Former Studio 54 Owner Mark Fleischman Dies By Assisted Suicide
Mark Fleischman, the former owner of the legendary celebrity hang-out Studio 54, has died by assisted suicide at a clinic in Switzerland. He was 82.
Last month, the businessman who was once at the center of New York City’s thriving nightlife announced that he planned to end his own life after living with an undiagnosed medical condition since 2016 that affected his ability to speak and left him in a wheelchair. Fleischman told the New York Post that he would use the Swiss nonprofit assisted suicide group Dignitas to end his life on July 13.
“I can’t walk, my speech is f***ed up and I can’t do anything for myself,” Fleischman told The Post. “My wife helps me get into bed and I can’t dress or put on my shoes. I am taking a gentle way out. It is the easiest way out for me.”
Fleischman bought Studio 54 in November 1980 after the club’s original owners, Steve Rubell and Ian Schrager, were charged and later convicted of tax evasion, obstruction of justice, and conspiracy. The venue would become a frequent hang-out for celebrities, with notable patrons including Woody Allen, Andy Warhol, David Bowie, Debbie Harry, Farrah Fawcett, Michael Jackson, Liza Minnelli, John Lennon, and many more.
The famous club has been the subject of several documentaries and books, with Fleischman himself chronicling his experience in Inside Studio 54. It was also featured in a 2018 documentary film directed by Matt Tyrnauer, which is currently available on Netflix. And it will next be seen as the focus of Ryan Murphy’s American Crime Story, whose fourth season will be set at the club during the 1970s.

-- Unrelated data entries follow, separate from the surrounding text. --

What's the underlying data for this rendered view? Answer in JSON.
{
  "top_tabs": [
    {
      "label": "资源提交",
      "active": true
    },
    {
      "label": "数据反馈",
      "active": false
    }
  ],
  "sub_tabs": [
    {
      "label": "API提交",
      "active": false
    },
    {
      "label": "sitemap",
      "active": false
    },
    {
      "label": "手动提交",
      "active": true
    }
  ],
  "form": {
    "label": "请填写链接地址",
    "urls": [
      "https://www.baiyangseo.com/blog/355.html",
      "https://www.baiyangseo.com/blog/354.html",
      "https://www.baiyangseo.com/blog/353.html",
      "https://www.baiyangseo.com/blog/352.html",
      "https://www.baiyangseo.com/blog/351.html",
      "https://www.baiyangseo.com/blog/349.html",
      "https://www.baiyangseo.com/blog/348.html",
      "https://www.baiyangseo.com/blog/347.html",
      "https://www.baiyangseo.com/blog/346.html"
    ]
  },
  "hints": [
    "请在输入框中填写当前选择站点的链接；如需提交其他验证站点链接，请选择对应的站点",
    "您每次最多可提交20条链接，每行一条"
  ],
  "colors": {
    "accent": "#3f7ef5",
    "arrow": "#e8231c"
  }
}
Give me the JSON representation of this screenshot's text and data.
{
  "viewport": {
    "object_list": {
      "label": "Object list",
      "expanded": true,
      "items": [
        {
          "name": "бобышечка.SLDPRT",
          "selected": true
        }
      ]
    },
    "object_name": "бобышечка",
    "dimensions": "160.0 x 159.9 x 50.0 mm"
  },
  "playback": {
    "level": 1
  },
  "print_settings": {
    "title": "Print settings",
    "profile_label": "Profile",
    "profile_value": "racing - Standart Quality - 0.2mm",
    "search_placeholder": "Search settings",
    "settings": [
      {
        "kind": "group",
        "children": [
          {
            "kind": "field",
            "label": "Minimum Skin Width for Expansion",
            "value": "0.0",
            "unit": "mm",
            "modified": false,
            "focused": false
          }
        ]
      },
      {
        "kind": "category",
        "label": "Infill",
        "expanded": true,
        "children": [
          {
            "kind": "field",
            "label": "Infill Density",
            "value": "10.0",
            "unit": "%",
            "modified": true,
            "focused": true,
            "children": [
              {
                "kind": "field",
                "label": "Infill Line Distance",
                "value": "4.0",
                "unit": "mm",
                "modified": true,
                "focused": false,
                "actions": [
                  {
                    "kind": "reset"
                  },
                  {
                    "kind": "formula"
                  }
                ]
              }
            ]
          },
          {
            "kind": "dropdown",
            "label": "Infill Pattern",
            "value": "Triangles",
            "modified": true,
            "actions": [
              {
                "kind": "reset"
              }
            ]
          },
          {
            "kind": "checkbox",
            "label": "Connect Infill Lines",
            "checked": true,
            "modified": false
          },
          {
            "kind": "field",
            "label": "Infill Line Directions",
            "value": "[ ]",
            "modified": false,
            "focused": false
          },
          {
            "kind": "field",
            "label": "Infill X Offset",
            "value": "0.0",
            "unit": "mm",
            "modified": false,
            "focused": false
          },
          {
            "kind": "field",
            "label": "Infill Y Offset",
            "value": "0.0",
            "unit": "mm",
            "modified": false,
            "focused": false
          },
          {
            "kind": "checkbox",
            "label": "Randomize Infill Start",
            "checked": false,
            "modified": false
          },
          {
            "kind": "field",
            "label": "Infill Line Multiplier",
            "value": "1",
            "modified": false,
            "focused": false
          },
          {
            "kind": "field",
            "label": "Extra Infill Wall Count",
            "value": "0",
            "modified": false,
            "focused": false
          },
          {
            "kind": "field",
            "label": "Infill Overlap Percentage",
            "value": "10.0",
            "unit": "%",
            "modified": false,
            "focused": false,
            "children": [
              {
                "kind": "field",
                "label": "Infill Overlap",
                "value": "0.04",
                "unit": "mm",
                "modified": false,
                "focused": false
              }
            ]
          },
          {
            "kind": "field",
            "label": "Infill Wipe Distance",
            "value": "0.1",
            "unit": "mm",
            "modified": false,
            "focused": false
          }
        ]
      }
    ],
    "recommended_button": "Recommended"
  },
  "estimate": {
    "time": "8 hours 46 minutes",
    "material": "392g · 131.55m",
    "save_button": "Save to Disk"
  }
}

Studio 54 closed its doors in 1986, and since November 1998, the site has served as a venue for productions of the Roundabout Theatre Company. In 2020, it expanded into a music imprint including a record label, Studio 54 Music, and a radio station on Sirius XM, Studio 54 Radio.